You can talk in confidence to the General Manager or duty manager at your local Grosvenor Casinos or anyone else in the senior team who you may feel comfortable speaking to. They all understand the issues involved and have been specially trained to provide you with information and guidance. Alternatively, speak to someone else from your own circle of family or friends who you know and trust.

Never be afraid or embarrassed to ask for help.

Practical steps to help you stay in control:

  1. Ask someone you trust to handle your money for an agreed amount of time (for example, three months);
  2. Don’t use your ATM / cash point, debit or credit cards to draw funds to gamble with.
  3. Reward yourself for “gambling free” periods by spending the money you saved on something for yourself or your family.
  4. It all else fails – stop gambling. You can easily self-exclude nationally from casinos in the UK by asking to join the casino industry’s national self-exclusion scheme, SENSE (Self-Enrolment, National Self-Exclusion). If you believe exclusion is the best option for you, it is advisable to take an appropriate break from ALL forms of gambling and exclude yourself from any other gambling premises or web sites where you otherwise play or place bets. For information and help on how to self-exclude, please click here.
  5. Use a calendar to mark each day that you don’t gamble, so that you can see the progress you are making.

If you need further detailed advice, or more specific help and counselling, please click here to find contact information for some of the excellent gambling support agencies available, such as GamCare.

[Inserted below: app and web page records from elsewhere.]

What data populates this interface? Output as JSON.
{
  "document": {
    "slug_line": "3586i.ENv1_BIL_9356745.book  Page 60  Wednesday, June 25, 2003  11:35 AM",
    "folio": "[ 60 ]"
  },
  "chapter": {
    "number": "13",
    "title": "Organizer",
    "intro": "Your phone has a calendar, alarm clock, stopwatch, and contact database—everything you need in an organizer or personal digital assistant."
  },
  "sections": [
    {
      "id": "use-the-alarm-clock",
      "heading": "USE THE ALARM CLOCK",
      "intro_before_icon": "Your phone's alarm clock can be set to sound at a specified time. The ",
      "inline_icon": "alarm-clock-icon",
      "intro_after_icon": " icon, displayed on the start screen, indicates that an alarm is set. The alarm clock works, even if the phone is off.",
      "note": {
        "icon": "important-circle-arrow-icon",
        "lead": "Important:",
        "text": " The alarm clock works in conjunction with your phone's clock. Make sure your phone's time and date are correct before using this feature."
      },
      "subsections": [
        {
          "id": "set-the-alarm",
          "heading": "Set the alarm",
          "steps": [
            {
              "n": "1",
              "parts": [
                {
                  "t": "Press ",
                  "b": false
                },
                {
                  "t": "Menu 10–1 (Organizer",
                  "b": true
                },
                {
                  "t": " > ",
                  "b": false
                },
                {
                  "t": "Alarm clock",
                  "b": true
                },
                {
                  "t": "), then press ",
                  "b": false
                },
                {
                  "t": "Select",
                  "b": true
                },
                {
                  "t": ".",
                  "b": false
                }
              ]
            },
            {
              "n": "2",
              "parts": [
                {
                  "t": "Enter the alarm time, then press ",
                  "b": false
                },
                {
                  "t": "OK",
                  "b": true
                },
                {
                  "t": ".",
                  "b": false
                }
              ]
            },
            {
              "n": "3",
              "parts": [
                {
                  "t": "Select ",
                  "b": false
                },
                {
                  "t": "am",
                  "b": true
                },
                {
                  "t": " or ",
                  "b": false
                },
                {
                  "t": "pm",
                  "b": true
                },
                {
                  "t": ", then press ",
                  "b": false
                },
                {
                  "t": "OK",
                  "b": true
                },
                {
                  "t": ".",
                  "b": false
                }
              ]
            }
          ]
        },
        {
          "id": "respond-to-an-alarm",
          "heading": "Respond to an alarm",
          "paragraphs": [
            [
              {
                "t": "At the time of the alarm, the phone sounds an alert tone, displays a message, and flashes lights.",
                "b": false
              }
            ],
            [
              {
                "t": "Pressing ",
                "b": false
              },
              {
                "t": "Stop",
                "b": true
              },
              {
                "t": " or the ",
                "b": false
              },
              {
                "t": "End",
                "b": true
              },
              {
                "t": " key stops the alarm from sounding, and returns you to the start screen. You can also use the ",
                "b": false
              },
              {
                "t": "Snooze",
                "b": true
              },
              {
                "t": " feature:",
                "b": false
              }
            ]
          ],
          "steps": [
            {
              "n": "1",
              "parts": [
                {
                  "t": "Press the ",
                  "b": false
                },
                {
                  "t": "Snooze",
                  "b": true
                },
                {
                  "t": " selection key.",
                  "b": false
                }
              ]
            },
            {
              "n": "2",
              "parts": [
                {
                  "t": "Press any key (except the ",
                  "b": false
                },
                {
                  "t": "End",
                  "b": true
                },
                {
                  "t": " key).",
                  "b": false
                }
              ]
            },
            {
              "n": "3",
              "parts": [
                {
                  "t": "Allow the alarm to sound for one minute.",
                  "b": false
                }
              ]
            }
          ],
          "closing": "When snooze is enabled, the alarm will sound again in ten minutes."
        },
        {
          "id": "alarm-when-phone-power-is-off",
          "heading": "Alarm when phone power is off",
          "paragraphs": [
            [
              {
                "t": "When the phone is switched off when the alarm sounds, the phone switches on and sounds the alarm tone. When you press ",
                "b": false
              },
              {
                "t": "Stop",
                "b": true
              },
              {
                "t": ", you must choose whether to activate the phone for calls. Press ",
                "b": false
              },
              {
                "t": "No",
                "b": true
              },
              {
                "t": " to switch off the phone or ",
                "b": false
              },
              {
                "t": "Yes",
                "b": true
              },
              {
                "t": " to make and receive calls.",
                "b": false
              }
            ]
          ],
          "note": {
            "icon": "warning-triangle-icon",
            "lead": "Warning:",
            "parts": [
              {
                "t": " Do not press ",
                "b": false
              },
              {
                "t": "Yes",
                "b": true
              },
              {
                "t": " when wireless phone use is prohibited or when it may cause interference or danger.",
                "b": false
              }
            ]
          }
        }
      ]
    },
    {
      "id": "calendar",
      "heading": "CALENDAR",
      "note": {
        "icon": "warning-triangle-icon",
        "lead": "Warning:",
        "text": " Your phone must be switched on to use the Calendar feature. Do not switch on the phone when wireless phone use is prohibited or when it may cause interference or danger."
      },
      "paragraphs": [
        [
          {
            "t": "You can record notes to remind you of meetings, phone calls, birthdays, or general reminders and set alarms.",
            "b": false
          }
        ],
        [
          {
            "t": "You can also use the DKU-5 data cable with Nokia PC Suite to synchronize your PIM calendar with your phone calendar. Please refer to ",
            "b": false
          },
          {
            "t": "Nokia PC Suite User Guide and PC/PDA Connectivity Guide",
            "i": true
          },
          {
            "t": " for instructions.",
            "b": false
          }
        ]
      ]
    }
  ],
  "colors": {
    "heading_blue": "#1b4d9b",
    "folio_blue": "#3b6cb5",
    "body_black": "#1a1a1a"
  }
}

Remember – take one day at a time and be optimistic – you CAN gain back control